The protein content was estimated using the following formula: CN × MW and then converting the data from Daltons to picograms, where CN is the protein copy number and MW is the protein molecular weight (in Da).

28S to 39S ratios

For each hiPSC and hESC line the ratio of the small to large subunits of the mitochondrial ribosomes were calculated using the sum of the estimated copy numbers for all subunits of the 28S complex divided by the sum of estimated copy numbers of all 39S subunits.

Differential expression analysis

Fold changes and P-values were calculated in R. For individual proteins the p-values were calculated with the bioconductor package LIMMA71 version 3.7. The Q-values provided were generated in R using the “qvalue” package version 2.10.0. P-values for protein families and protein complexes were calculated in R using Welch’s T-test.

hiPSC vs hESC overrepresentation analysis

All overrepresentation analysis were done on WebGestalt. The first analysis selected proteins with a fold change > 2 and a q-value < 0.001. The second analysis selected proteins whose fold change was lower than the median minus one standard deviation (0.195) and a q-value < 0.001. Both analyses used all identified proteins with 2 or more razor and unique peptides as a background and required an FDR lower than 0.05.

Peptide coverage figures

The supplemental figures showing the peptide coverage across H1 and H2 histones (Fig. S2 &S3) were generated with Protter72.

Data availability

The raw files and the mzTab outputs were uploaded to PRIDE as a full submission under the identifier PXD014502 and are available at
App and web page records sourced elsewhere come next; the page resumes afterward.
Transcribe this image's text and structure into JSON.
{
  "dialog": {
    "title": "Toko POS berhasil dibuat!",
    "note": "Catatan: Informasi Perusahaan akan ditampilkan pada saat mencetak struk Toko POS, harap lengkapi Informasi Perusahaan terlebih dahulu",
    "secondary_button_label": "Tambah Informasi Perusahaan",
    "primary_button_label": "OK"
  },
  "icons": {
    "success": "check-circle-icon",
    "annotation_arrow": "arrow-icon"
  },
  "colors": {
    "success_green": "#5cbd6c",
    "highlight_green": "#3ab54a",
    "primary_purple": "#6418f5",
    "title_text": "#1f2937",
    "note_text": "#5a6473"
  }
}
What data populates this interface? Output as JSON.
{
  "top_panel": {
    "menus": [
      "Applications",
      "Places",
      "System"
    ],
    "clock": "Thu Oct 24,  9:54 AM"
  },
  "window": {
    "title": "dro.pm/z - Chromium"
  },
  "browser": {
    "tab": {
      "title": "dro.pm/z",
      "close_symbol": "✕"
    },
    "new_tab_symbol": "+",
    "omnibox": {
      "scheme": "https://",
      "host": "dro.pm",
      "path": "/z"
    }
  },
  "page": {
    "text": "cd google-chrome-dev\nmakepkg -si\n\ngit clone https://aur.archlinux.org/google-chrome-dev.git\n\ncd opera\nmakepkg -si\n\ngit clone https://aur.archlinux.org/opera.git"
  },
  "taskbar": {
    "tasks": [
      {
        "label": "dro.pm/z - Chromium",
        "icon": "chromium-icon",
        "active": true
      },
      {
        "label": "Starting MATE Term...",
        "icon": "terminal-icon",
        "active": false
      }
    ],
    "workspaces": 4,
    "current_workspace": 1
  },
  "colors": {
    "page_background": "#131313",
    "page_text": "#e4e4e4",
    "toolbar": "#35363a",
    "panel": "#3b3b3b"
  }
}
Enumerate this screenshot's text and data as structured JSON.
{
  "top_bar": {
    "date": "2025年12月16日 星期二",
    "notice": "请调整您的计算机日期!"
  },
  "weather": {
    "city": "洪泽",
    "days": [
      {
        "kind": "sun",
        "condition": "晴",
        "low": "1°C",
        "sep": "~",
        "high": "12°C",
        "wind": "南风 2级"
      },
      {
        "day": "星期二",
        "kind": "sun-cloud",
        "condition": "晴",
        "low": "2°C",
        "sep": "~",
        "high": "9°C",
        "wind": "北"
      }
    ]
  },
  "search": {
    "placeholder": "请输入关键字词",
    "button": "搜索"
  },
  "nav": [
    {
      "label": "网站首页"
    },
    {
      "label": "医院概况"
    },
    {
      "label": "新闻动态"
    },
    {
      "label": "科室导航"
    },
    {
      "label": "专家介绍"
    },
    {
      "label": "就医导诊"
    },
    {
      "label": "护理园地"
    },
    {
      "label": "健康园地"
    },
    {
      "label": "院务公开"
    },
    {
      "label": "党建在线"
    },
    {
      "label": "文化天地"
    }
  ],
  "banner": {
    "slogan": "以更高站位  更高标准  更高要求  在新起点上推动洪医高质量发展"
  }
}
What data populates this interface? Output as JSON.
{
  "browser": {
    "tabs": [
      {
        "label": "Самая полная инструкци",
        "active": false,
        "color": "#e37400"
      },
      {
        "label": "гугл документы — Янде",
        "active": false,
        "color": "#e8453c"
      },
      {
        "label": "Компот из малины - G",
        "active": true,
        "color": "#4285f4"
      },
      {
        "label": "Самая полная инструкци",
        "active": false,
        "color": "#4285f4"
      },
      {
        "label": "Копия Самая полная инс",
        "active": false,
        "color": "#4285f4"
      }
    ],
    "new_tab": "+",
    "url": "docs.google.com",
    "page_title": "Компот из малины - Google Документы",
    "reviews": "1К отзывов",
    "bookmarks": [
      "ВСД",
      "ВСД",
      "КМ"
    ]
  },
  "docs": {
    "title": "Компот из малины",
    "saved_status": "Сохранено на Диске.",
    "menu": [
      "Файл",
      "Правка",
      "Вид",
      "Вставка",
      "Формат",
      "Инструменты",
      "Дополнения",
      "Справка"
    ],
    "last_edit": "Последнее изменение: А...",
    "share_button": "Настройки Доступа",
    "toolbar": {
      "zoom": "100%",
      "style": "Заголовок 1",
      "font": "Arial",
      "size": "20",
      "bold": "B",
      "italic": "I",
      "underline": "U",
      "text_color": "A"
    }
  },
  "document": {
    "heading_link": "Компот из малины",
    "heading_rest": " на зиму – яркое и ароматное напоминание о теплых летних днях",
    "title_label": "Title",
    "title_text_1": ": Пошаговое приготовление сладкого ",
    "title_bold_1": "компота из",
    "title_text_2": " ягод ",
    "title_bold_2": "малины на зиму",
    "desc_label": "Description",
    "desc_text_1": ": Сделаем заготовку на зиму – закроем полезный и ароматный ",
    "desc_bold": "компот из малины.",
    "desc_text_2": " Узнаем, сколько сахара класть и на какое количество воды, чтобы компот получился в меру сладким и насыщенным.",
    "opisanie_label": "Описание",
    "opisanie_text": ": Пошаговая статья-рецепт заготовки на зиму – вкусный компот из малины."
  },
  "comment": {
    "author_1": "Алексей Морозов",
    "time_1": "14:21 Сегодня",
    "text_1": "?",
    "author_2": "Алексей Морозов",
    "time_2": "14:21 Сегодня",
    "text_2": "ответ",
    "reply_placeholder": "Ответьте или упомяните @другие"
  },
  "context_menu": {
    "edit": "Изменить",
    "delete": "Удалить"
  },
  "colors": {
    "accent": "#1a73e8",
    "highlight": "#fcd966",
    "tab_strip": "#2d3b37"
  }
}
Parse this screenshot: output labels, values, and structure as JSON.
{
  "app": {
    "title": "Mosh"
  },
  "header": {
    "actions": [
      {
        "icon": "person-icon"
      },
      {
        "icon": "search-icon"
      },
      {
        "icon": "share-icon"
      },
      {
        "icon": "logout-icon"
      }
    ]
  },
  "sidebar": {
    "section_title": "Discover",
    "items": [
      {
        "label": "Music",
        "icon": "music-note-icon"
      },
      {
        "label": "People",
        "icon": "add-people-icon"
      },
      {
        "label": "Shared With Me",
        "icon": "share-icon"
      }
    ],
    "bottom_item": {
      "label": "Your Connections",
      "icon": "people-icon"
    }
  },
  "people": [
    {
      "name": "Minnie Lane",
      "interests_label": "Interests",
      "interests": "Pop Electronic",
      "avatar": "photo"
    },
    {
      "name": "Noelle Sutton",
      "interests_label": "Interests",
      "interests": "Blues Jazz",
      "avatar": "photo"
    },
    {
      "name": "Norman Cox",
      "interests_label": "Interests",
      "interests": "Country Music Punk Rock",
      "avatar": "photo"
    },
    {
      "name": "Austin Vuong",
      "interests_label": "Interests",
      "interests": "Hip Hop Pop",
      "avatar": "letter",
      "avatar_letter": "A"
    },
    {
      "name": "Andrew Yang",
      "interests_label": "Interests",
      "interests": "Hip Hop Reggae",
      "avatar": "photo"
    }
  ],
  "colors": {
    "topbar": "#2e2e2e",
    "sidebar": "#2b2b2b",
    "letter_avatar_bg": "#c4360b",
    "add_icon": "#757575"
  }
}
We would like to thank Gabriel Sollberger well as all members of the Lamond Laboratory for their input and advice. This work was supported by the Wellcome Trust/MRC grant (098503/E/12/Z), Wellcome Trust grants (073980/Z/03/Z, 105024/Z/14/Z, 206293/Z/17/Z, 097418/Z/11/Z, 205023/Z/16/Z), BBSRC Project Grant (BB/V010948/1), EPSRC grant (EP/Y010655/1), a Wellcome Trust Equipment Award (202950/Z/16/Z) and a UK Research Partnership Infrastructure Fund award to the Centre for Translational and Interdisciplinary Research.

Author contributions

A.J.B conceived the study, planned the experiments, analysed and interpreted the data. E.G executed all the proteomic sample preparation, and the mass spectrometry experiments. L.V.S performed the glutamine uptake assay and the FACS analysis. A.R.P performed the TEM experiments. F.S performed the respiration analysis. H.J. performed the EZQ assay and assisted with data interpretation. L.D cultured the hESC and hiPSCs, performed the pluripotency marker western blot. C.E and E.K.J.H performed the histone western blots. H.Y., M.P and J.S helped to interpret the data. A.I.L, D.A.C and G.F supervised the project and helped to interpret the data. The paper written be A.J.B and A.I.L and edited by all authors.

Declaration of interests

E.G now works for Boehringer Ingelheim Pharma GmbH & Co. KG. A.I.L, M.P and J.S are board members of Tartan Cell Technologies Ltd. M.P and J.S are board members of Glencoe Software Ltd and AIL is a board member of Platinum Informatics Ltd.